• REQUIREMENT:
Every entry here needs to be repeated exactly.

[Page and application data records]
▬▬▬▬▬▬
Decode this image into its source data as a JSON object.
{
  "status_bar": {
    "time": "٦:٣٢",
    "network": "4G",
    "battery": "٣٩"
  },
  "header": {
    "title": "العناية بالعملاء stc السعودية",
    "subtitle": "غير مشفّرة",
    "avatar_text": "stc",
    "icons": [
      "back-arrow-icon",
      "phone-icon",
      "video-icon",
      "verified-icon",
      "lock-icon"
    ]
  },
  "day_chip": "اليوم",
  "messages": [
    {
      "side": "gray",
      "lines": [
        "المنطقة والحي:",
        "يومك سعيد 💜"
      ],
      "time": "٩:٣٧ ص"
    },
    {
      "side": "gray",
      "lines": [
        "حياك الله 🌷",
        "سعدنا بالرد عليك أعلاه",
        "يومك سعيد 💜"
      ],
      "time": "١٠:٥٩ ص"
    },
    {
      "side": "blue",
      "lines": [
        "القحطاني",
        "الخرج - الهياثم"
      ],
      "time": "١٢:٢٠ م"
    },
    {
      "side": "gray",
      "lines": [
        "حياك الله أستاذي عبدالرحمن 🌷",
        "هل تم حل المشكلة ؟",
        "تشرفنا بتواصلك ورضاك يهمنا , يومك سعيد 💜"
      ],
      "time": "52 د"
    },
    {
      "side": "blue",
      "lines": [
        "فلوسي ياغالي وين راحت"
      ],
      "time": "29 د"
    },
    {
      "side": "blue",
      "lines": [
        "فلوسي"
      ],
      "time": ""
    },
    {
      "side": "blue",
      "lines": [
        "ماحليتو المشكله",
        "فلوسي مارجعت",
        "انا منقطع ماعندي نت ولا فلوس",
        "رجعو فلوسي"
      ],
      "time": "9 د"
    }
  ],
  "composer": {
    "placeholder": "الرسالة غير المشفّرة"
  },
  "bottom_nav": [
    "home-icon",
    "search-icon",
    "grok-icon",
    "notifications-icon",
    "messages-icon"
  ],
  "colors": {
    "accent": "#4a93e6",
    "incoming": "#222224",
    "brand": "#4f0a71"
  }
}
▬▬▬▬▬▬
• ANSWER TO THIS EXERCISE:
Decode this image into its source data as a JSON object.
{
  "status_bar": {
    "time": "٦:٣٢",
    "network": "4G",
    "battery": "٣٩"
  },
  "header": {
    "title": "العناية بالعملاء stc السعودية",
    "subtitle": "غير مشفّرة",
    "avatar_text": "stc",
    "icons": [
      "back-arrow-icon",
      "phone-icon",
      "video-icon",
      "verified-icon",
      "lock-icon"
    ]
  },
  "day_chip": "اليوم",
  "messages": [
    {
      "side": "gray",
      "lines": [
        "المنطقة والحي:",
        "يومك سعيد 💜"
      ],
      "time": "٩:٣٧ ص"
    },
    {
      "side": "gray",
      "lines": [
        "حياك الله 🌷",
        "سعدنا بالرد عليك أعلاه",
        "يومك سعيد 💜"
      ],
      "time": "١٠:٥٩ ص"
    },
    {
      "side": "blue",
      "lines": [
        "القحطاني",
        "الخرج - الهياثم"
      ],
      "time": "١٢:٢٠ م"
    },
    {
      "side": "gray",
      "lines": [
        "حياك الله أستاذي عبدالرحمن 🌷",
        "هل تم حل المشكلة ؟",
        "تشرفنا بتواصلك ورضاك يهمنا , يومك سعيد 💜"
      ],
      "time": "52 د"
    },
    {
      "side": "blue",
      "lines": [
        "فلوسي ياغالي وين راحت"
      ],
      "time": "29 د"
    },
    {
      "side": "blue",
      "lines": [
        "فلوسي"
      ],
      "time": ""
    },
    {
      "side": "blue",
      "lines": [
        "ماحليتو المشكله",
        "فلوسي مارجعت",
        "انا منقطع ماعندي نت ولا فلوس",
        "رجعو فلوسي"
      ],
      "time": "9 د"
    }
  ],
  "composer": {
    "placeholder": "الرسالة غير المشفّرة"
  },
  "bottom_nav": [
    "home-icon",
    "search-icon",
    "grok-icon",
    "notifications-icon",
    "messages-icon"
  ],
  "colors": {
    "accent": "#4a93e6",
    "incoming": "#222224",
    "brand": "#4f0a71"
  }
}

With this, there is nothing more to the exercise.